# [What the task asks]
Your job is to copy all the entries precisely as they stand.

───── Material for this task

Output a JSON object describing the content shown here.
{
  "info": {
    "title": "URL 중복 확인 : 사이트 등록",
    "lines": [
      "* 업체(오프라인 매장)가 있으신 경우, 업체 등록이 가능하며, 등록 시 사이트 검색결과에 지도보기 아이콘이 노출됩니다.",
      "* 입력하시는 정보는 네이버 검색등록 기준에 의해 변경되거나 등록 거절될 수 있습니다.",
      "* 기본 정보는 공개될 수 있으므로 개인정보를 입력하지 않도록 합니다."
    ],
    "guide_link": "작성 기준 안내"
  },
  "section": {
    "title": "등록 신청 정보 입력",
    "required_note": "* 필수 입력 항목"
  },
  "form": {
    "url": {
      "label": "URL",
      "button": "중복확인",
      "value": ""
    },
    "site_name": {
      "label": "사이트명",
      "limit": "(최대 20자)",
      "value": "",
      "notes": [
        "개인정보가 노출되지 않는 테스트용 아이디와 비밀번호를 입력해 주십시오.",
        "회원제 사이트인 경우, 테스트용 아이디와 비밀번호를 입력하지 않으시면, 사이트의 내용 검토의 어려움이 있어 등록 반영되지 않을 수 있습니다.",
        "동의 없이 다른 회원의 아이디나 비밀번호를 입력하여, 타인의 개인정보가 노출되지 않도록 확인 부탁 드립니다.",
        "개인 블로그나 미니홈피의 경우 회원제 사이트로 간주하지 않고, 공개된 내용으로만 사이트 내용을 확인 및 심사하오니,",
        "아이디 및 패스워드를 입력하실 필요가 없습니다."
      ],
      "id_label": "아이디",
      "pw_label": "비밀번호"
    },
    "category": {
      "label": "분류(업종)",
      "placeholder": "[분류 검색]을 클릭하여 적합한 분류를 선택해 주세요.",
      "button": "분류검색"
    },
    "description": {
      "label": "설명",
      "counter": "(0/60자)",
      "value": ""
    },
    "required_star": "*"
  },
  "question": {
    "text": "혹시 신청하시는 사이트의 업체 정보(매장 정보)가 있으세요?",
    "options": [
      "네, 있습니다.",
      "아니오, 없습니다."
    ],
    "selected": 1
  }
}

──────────

# [Exercise result]
Output a JSON object describing the content shown here.
{
  "info": {
    "title": "URL 중복 확인 : 사이트 등록",
    "lines": [
      "* 업체(오프라인 매장)가 있으신 경우, 업체 등록이 가능하며, 등록 시 사이트 검색결과에 지도보기 아이콘이 노출됩니다.",
      "* 입력하시는 정보는 네이버 검색등록 기준에 의해 변경되거나 등록 거절될 수 있습니다.",
      "* 기본 정보는 공개될 수 있으므로 개인정보를 입력하지 않도록 합니다."
    ],
    "guide_link": "작성 기준 안내"
  },
  "section": {
    "title": "등록 신청 정보 입력",
    "required_note": "* 필수 입력 항목"
  },
  "form": {
    "url": {
      "label": "URL",
      "button": "중복확인",
      "value": ""
    },
    "site_name": {
      "label": "사이트명",
      "limit": "(최대 20자)",
      "value": "",
      "notes": [
        "개인정보가 노출되지 않는 테스트용 아이디와 비밀번호를 입력해 주십시오.",
        "회원제 사이트인 경우, 테스트용 아이디와 비밀번호를 입력하지 않으시면, 사이트의 내용 검토의 어려움이 있어 등록 반영되지 않을 수 있습니다.",
        "동의 없이 다른 회원의 아이디나 비밀번호를 입력하여, 타인의 개인정보가 노출되지 않도록 확인 부탁 드립니다.",
        "개인 블로그나 미니홈피의 경우 회원제 사이트로 간주하지 않고, 공개된 내용으로만 사이트 내용을 확인 및 심사하오니,",
        "아이디 및 패스워드를 입력하실 필요가 없습니다."
      ],
      "id_label": "아이디",
      "pw_label": "비밀번호"
    },
    "category": {
      "label": "분류(업종)",
      "placeholder": "[분류 검색]을 클릭하여 적합한 분류를 선택해 주세요.",
      "button": "분류검색"
    },
    "description": {
      "label": "설명",
      "counter": "(0/60자)",
      "value": ""
    },
    "required_star": "*"
  },
  "question": {
    "text": "혹시 신청하시는 사이트의 업체 정보(매장 정보)가 있으세요?",
    "options": [
      "네, 있습니다.",
      "아니오, 없습니다."
    ],
    "selected": 1
  }
}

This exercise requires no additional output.